As a property investor, you should try as far as possible to emulate the latter rather than the former. I draw inspiration from strategies taken by the fund manager behind a special situations fund I once invested in. He looked for themes that were on the uptrend, then dug beyond the obvious to seek out a more targeted vehicle for harnessing that trend. For instance,when he felt that international trade was set to boom, instead of banking on shipping stocks, he bought into ports, as the latter represented a more finite resource – you can have as many ships as can be built, but ports are strictly limited by geographical and administrative factors, amongst other constraints. Similarly, when he sought a means of investing into Asia’s growing need for infrastructure, he avoided construction companies, and went for the one key player providing the cranes to the many construction companies. This all took place years ago, but I reckon there is timeless wisdom in the investment style adopted.
Where will property prices be in the next few years? Will property prices plunge 30 – 50% as per the doomsday prophets? Will property prices trundle along sideways, moving up and down within a 10% band? Or will property prices continue its steady climb upwards? Unfortunately, I don’t know, so I can’t tell you. If I knew for sure, I wouldn’t tell you either. So, since I don’t know for sure, I will lay down how I think the different scenarios may play out so you can make your own educated guess. But before we go into the heavy stuff, let’s have some fun with a poll!
Have a read of the article out today in The Straits Times.
In a nutshell, for someone interested in property as an investment, there are 3 main takeaways:
1. Rentals are seasonal. If you’re planning to rent your property out to expats, April and May (or more accurately the couple of months after that) are crucial months;
2. The rental market is still firm for now. However, there seems to be somewhat of a temporary bootstrapping effect, with rents supporting prices and prices supporting rents; and perhaps most importantly

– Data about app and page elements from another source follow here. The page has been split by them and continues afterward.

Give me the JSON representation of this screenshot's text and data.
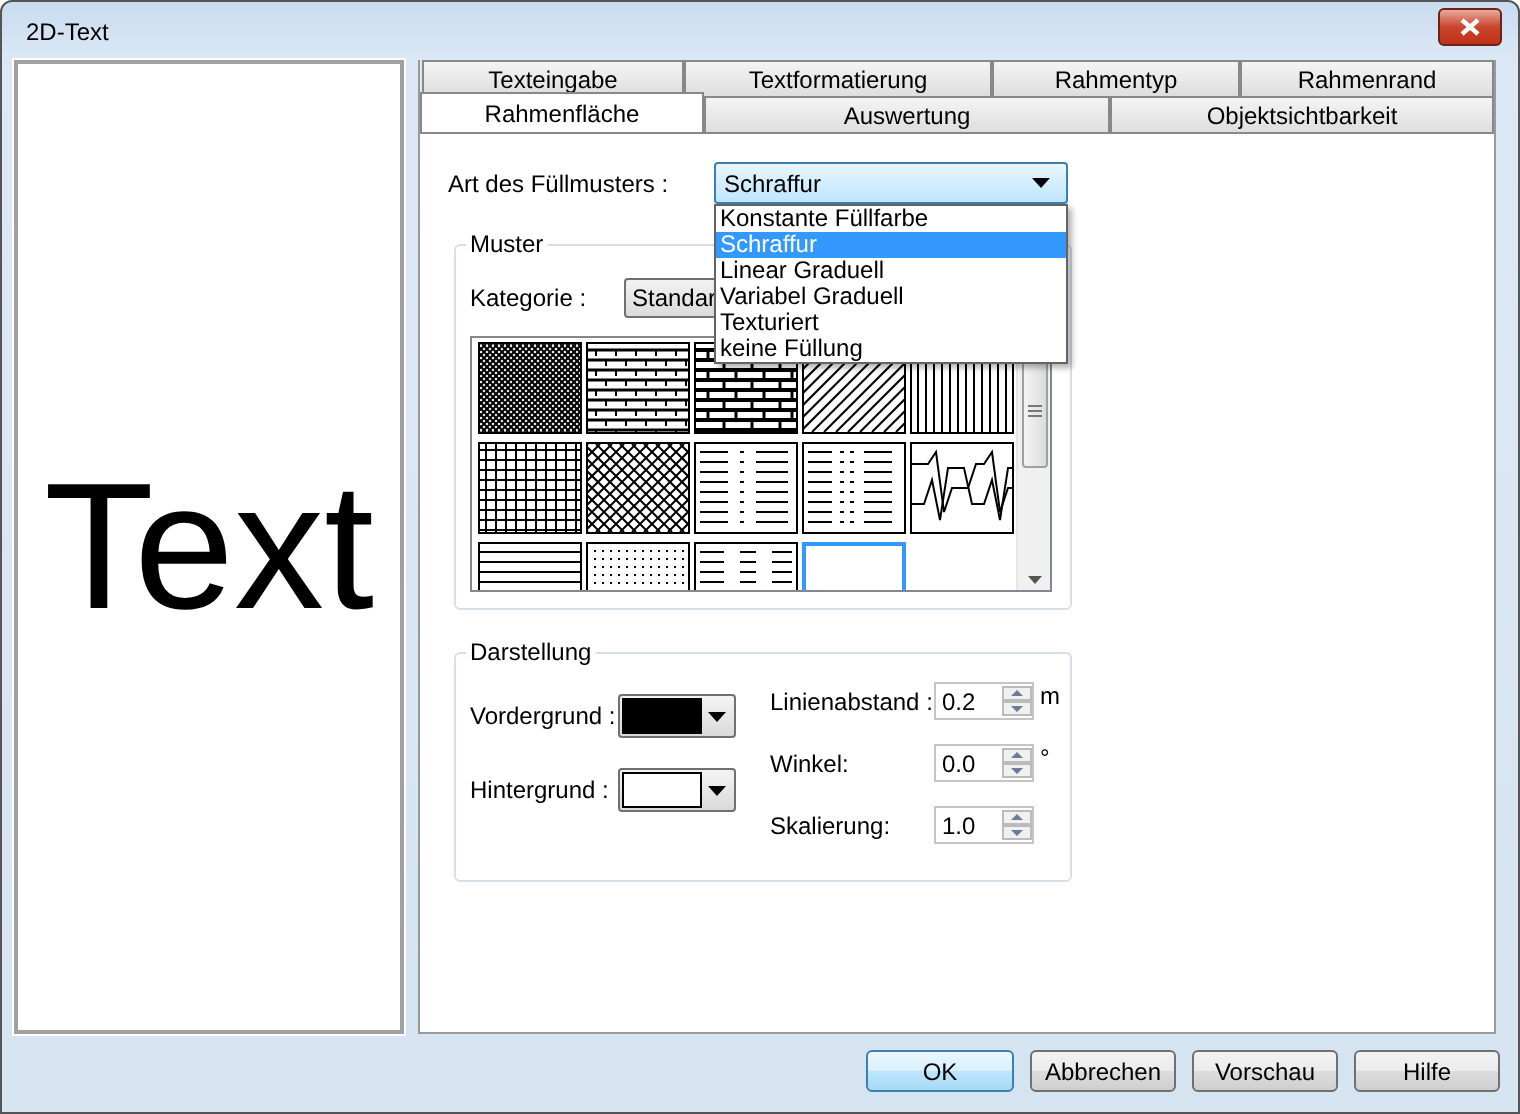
{
  "window": {
    "title": "2D-Text"
  },
  "preview": {
    "text": "Text"
  },
  "tab_rows": [
    [
      {
        "label": "Texteingabe",
        "selected": false
      },
      {
        "label": "Textformatierung",
        "selected": false
      },
      {
        "label": "Rahmentyp",
        "selected": false
      },
      {
        "label": "Rahmenrand",
        "selected": false
      }
    ],
    [
      {
        "label": "Rahmenfläche",
        "selected": true
      },
      {
        "label": "Auswertung",
        "selected": false
      },
      {
        "label": "Objektsichtbarkeit",
        "selected": false
      }
    ]
  ],
  "fill_type": {
    "label": "Art des Füllmusters :",
    "value": "Schraffur",
    "expanded": true,
    "options": [
      {
        "label": "Konstante Füllfarbe",
        "selected": false
      },
      {
        "label": "Schraffur",
        "selected": true
      },
      {
        "label": "Linear Graduell",
        "selected": false
      },
      {
        "label": "Variabel Graduell",
        "selected": false
      },
      {
        "label": "Texturiert",
        "selected": false
      },
      {
        "label": "keine Füllung",
        "selected": false
      }
    ]
  },
  "pattern_group": {
    "title": "Muster",
    "category_label": "Kategorie :",
    "category_value": "Standar",
    "patterns": [
      {
        "kind": "crosshatch",
        "selected": false
      },
      {
        "kind": "brick",
        "selected": false
      },
      {
        "kind": "heavybrick",
        "selected": false
      },
      {
        "kind": "diagonal",
        "selected": false
      },
      {
        "kind": "vertical",
        "selected": false
      },
      {
        "kind": "grid",
        "selected": false
      },
      {
        "kind": "diamond",
        "selected": false
      },
      {
        "kind": "dashdot",
        "selected": false
      },
      {
        "kind": "dashdot2",
        "selected": false
      },
      {
        "kind": "zigzag",
        "selected": false
      },
      {
        "kind": "horizontal",
        "selected": false
      },
      {
        "kind": "dots",
        "selected": false
      },
      {
        "kind": "dashes",
        "selected": false
      },
      {
        "kind": "blank",
        "selected": true
      }
    ]
  },
  "display_group": {
    "title": "Darstellung",
    "colors": [
      {
        "label": "Vordergrund :",
        "color": "#000000"
      },
      {
        "label": "Hintergrund :",
        "color": "#ffffff"
      }
    ],
    "spinners": [
      {
        "label": "Linienabstand :",
        "value": "0.2",
        "unit": "m"
      },
      {
        "label": "Winkel:",
        "value": "0.0",
        "unit": "°"
      },
      {
        "label": "Skalierung:",
        "value": "1.0"
      }
    ]
  },
  "buttons": [
    {
      "label": "OK",
      "default": true
    },
    {
      "label": "Abbrechen",
      "default": false
    },
    {
      "label": "Vorschau",
      "default": false
    },
    {
      "label": "Hilfe",
      "default": false
    }
  ]
}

3. Expat packages are waning. Increasingly, expats are now being localised with little or no housing allowances.
You’ll have to draw your own conclusions about what this means for you, but this information certainly helps to steer my investment decisions…
I love to lie on my belly to read. And as a young child growing up in England, I used to imagine that my dream home would have a lovely bay window looking out to a sprawling garden, with colorful cushions and loads of natural sunlight streaming in. I would picture myself nestled there, enjoying a good book.